"I have driven all over the eastern United States to get autographs and pictures with some of these guys," Alfaro said. "My longest trip was 10 hours to meet Shawn Michaels, so five hours to meet Ric Flair seemed like a pretty easy decision."
Flair, a 16-time world heavyweight champion in the squared circle, was brought to Goldsboro by Coca-Cola as part of a store promotion with the company's vendors. The Piggly Wiggly on Lionel Street won a contest by selling the most Coca-Cola products over a set time frame.
"I thought that this was a great idea and a great way to showcase our store," store owner Greg Floyd said. "We didn't really know what to expect when we were first informed that we won the contest, but after talking to the guys from Coca-Cola we figured out what kind of crowd we would be dealing with."
Approximately 400 people showed up to meet Flair and to get an autograph or a picture. The first 300 were given tickets by the store employees assigned to keeping the long line in order and were guaranteed to get to meet Flair.
The rest of the wrestling fans in line were forced to wait and see what time allowed for after the first 300 made there way through the store.
"I have been doing this in some capacity for 40 years and it is always humbling," Flair said as he made his way to the autograph table. "The fans have always been great to me and I appreciate all the support over the years from the people."
Flair began his wrestling career in the early 1970s with the American Wrestling Association. He adopted the title of "The Nature Boy" a few years later when he joined the National Wrestling Alliance. Flair earned his first world title in 1981 when he beat Dusty Rhodes.
On the back-end of a four-decade career, Flair no longer dishes out his patented chops to the chest or puts his figure-four leg lock on opponents with the same ferocity. What he still does as well as anyone in his sport is please a crowd. With one of his signature "Wooooooo's," Flair can make people smile.
"The best part of working with Coca-Cola was has been the chance to sit down and chat for a second with so many fans," Flair said. "They bring up matches that happened 25 years ago that I barely remember now and they talk to about it with a smile on their face. That makes it all worth it."
That kind of humble spirit for a legend like Flair, who is in the World Wrestling Entertainment Hall of Fame and has a day marked in his honor in his hometown of Minneapolis, Minn., is what brings guys like Alfaro back to his public appearances.
"Ric Flair is a legend man," Alfaro said. "Guys like him, Hulk Hogan, Andre The Giant, Macho Man Randy Savage, they built wrestling to where it is today. They made kids like me become fans 20 years ago and they are still bringing wrestling to people today."

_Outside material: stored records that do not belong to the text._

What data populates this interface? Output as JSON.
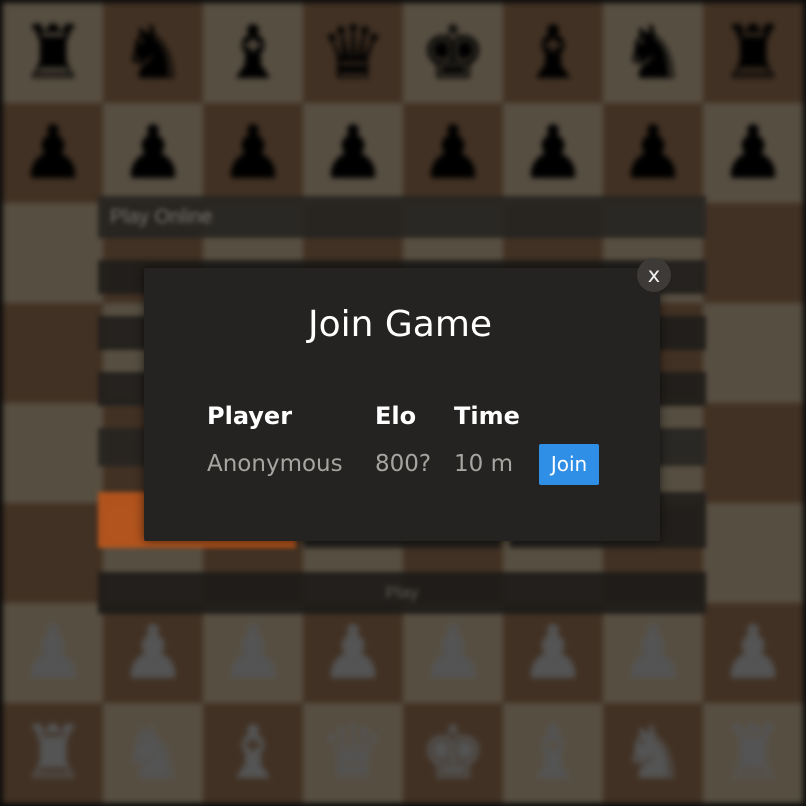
{
  "board": {
    "ranks": [
      [
        "br",
        "bn",
        "bb",
        "bq",
        "bk",
        "bb",
        "bn",
        "br"
      ],
      [
        "bp",
        "bp",
        "bp",
        "bp",
        "bp",
        "bp",
        "bp",
        "bp"
      ],
      [
        "",
        "",
        "",
        "",
        "",
        "",
        "",
        ""
      ],
      [
        "",
        "",
        "",
        "",
        "",
        "",
        "",
        ""
      ],
      [
        "",
        "",
        "",
        "",
        "",
        "",
        "",
        ""
      ],
      [
        "",
        "",
        "",
        "",
        "",
        "",
        "",
        ""
      ],
      [
        "wp",
        "wp",
        "wp",
        "wp",
        "wp",
        "wp",
        "wp",
        "wp"
      ],
      [
        "wr",
        "wn",
        "wb",
        "wq",
        "wk",
        "wb",
        "wn",
        "wr"
      ]
    ],
    "colors": {
      "light": "#f0d9b5",
      "dark": "#b58863"
    }
  },
  "background_panel": {
    "title": "Play Online",
    "play_label": "Play",
    "accent": "#b6551c"
  },
  "dialog": {
    "title": "Join Game",
    "close_label": "x",
    "columns": [
      "Player",
      "Elo",
      "Time"
    ],
    "games": [
      {
        "player": "Anonymous",
        "elo": "800?",
        "time": "10 m",
        "join_label": "Join"
      }
    ],
    "colors": {
      "background": "#252321",
      "join_button": "#2f8fe6",
      "close_button": "#3d3a37"
    }
  }
}
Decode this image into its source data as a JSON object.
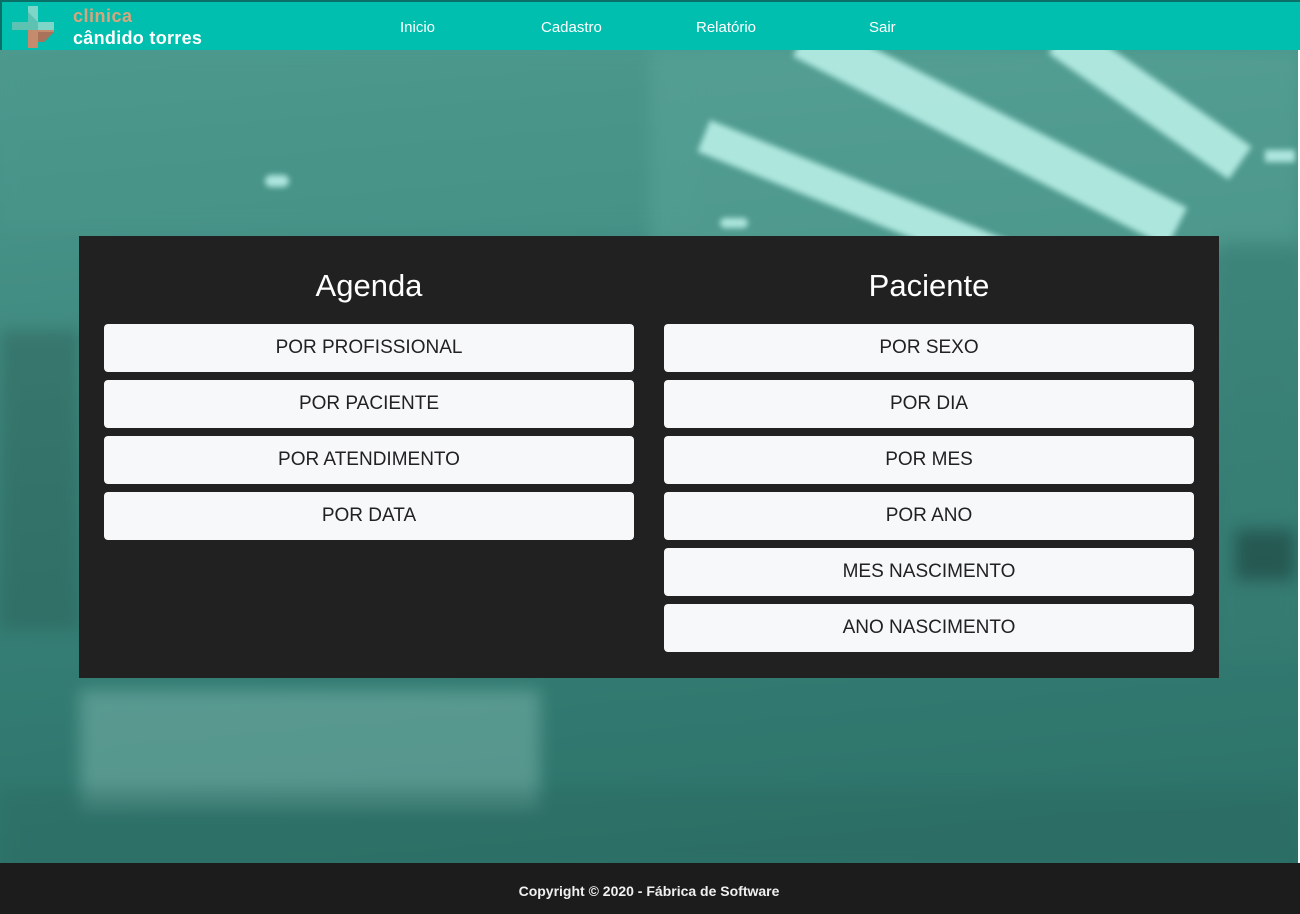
{
  "brand": {
    "line1": "clinica",
    "line2": "cândido torres",
    "colors": {
      "navbar": "#00bfae",
      "logo_accent": "#d9a57c",
      "logo_mark_light": "#7dd6c8",
      "logo_mark_dark": "#c48c6d"
    }
  },
  "nav": {
    "items": [
      {
        "label": "Inicio"
      },
      {
        "label": "Cadastro"
      },
      {
        "label": "Relatório"
      },
      {
        "label": "Sair"
      }
    ]
  },
  "panel": {
    "agenda": {
      "title": "Agenda",
      "buttons": [
        "POR PROFISSIONAL",
        "POR PACIENTE",
        "POR ATENDIMENTO",
        "POR DATA"
      ]
    },
    "paciente": {
      "title": "Paciente",
      "buttons": [
        "POR SEXO",
        "POR DIA",
        "POR MES",
        "POR ANO",
        "MES NASCIMENTO",
        "ANO NASCIMENTO"
      ]
    }
  },
  "footer": {
    "text": "Copyright © 2020 - Fábrica de Software"
  }
}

Like all professional wrestlers, Flair has seen his popularity ebb and flow over the course of his career. After winning a match he would often tell his next opponent, "In order to be the man, you have to beat the man."
No one was going to take Ric Flair down on Tuesday night.